Oh dear, an insane criminal megalomaniac is holding the country to ransom with his super powerful computer-activated tactical nuclear warhead and the government can't track him down trouble indeed. Who or what can stop him?? You matey-boots, that's who. Armed with your humble Spectrum and a Super corn modem you have taken it upon those sloping, narrow shoulders of yours to attempt to find and shut down the evil villain's computer through British Telecom's telephone cabling system.
As you might now have guessed Supercom is a hacking simulation, and starting with an incomplete phone number, which you have managed to intercept, you must work your way around the many computer security systems to track down, hack into and switch off the warhead's controlling computer. Your modem is quite a jolly little thing and has five modes of operation: dial, link analysis, display information, load/save and 'phone bill display. Most of the functions are pretty obvious but link analysis and display info are special functions which, if used together, can extrapolate information from certain computer systems and have the information displayed on your screen. These functions are very useful if you are to find codes or information to allow you to break into other computer systems.
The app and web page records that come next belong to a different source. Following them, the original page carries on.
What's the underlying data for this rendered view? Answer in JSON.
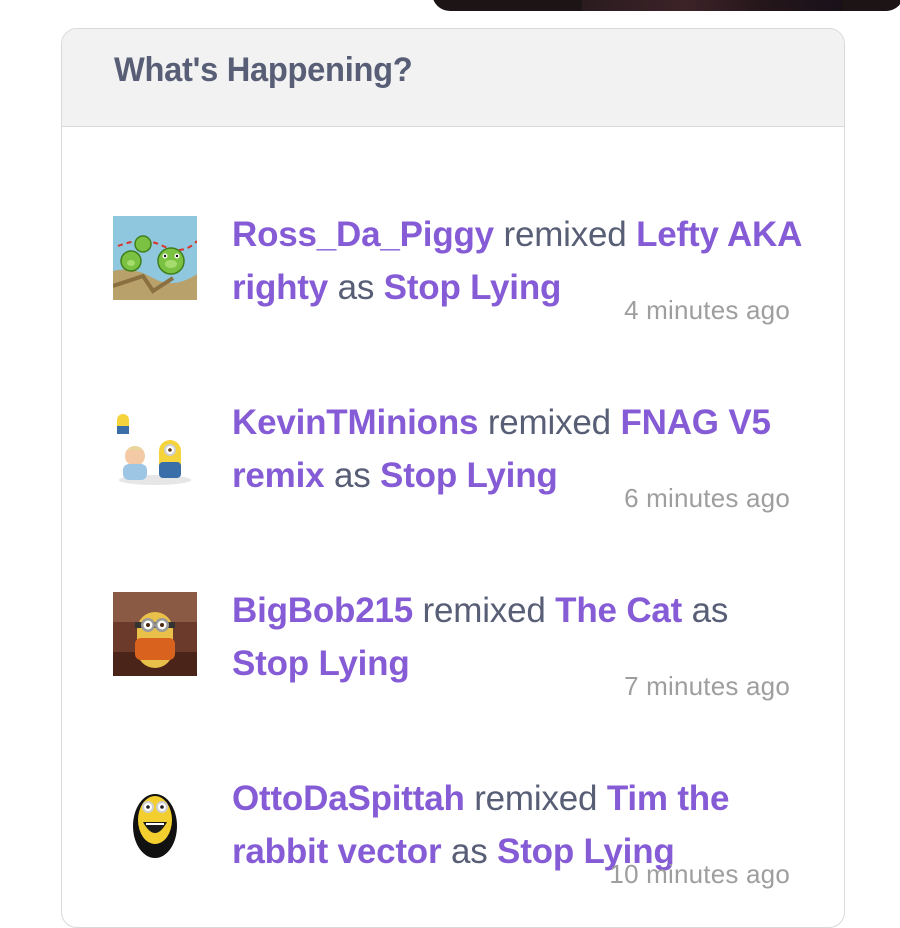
{
  "panel": {
    "title": "What's Happening?"
  },
  "feed": [
    {
      "user": "Ross_Da_Piggy",
      "action": "remixed",
      "source": "Lefty AKA righty",
      "joiner": "as",
      "project": "Stop Lying",
      "time": "4 minutes ago",
      "avatar": "angry-birds-pigs-avatar"
    },
    {
      "user": "KevinTMinions",
      "action": "remixed",
      "source": "FNAG V5 remix",
      "joiner": "as",
      "project": "Stop Lying",
      "time": "6 minutes ago",
      "avatar": "minion-and-baby-avatar"
    },
    {
      "user": "BigBob215",
      "action": "remixed",
      "source": "The Cat",
      "joiner": "as",
      "project": "Stop Lying",
      "time": "7 minutes ago",
      "avatar": "minion-photo-avatar"
    },
    {
      "user": "OttoDaSpittah",
      "action": "remixed",
      "source": "Tim the rabbit vector",
      "joiner": "as",
      "project": "Stop Lying",
      "time": "10 minutes ago",
      "avatar": "minion-helmet-avatar"
    }
  ],
  "colors": {
    "link": "#855cd6",
    "text": "#575e75",
    "timestamp": "#9e9e9e",
    "header_bg": "#f2f2f2"
  }
}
When the simulation commences you have only the telephone number 818-771 to 90 by. The last two digits are missing and it's up to you to find them out, either manually or by using the link analysis and display functions. Once that has been cracked and you link with the computer you find out the number is that of a certain Orion Photocopiers Ltd, a London based firm. Using the information from this harmless looking company you can glean the phone numbers of another three computers, although the pass- words to each aren't fully given. It's then up to you to connect with and find out the passwords to each. No clues but all of the computers have something to do with one another so passwords from one can sometimes be found in another's system.Once you get going a whole miniature world of computer systems opens up and there is plenty of information regarding certain systems and the background of other different companies to uncover. Once you really get going it gets increasingly more difficult to enter systems due to their artificial intelligence... click... brrrrrrrrrrrrrrr
Control keys: numeric inputs
Keyboard play: N/A
Use of colour: N/A
Sound: some spot FX, otherwise limited
'Supercom is a very cheap version for budding hackers, it is different from Hacker by Activision in that it is just a case of thinking of numbers and wondering which ones will work -in a short it's very boring. At first look I found myself in a very normal company, but continued hacking made me realise that there is a massive plot to undermine everything that this country stands for, or something like that anyway. Even more hacking (into the BASIC) revealed that this game is just a case of jumping from one company to the next finding out telephone numbers. I'm afraid I found the same long and tedious, especially when you've got something like a hundred different numbers to choose from in some cases. I wouldn't recommend this to you, in fact you would get more value for money if you went out to your local computer stockist and spent a couple of hundred quid on the real equipment.'
'This is a fine hacking game and one that is fun, challenging and very addictive. Initially it's tricky to get into, but I suppose hacking into other computer systems never is. Once you get going, though, it becomes very entertaining and it's easy to become totally involved with the game. There are no graphics but the game gives a convincing representation of the other computer systems in the network. The sound is quite good too with some quite realistic (if rather quiet) telephone noises. Unfortunately there are some niggling aspects of the game like being able to crash the program if BREAK is accidentally pressed. There are also some awful spelling mistakes in the programs text - professional and ambitious are just two that I can recall. These niggles aside the program is still great fun and the fact that it costs only two quid makes it really worth buying if you want a change from beating up aliens or strolling around mysterious lands.'
'Off to a great start, I pressed one key (and it wasn't even the BREAK key) and it crashes, brilliant. After about half an hour of play I had had enough of this one there is just nothing to it. Generally sitting typing numbers into a computer and getting no response is not what I'd call fun, in fact I usually get payed for such a service. The graphics used in this game are minimal-a nice red border here and there but that's about it. The sound is poorly used, there are some good telephone type noises and the odd spot effect when a key is pressed. I wouldn't recommend this game to anyone as it is very monotonous.'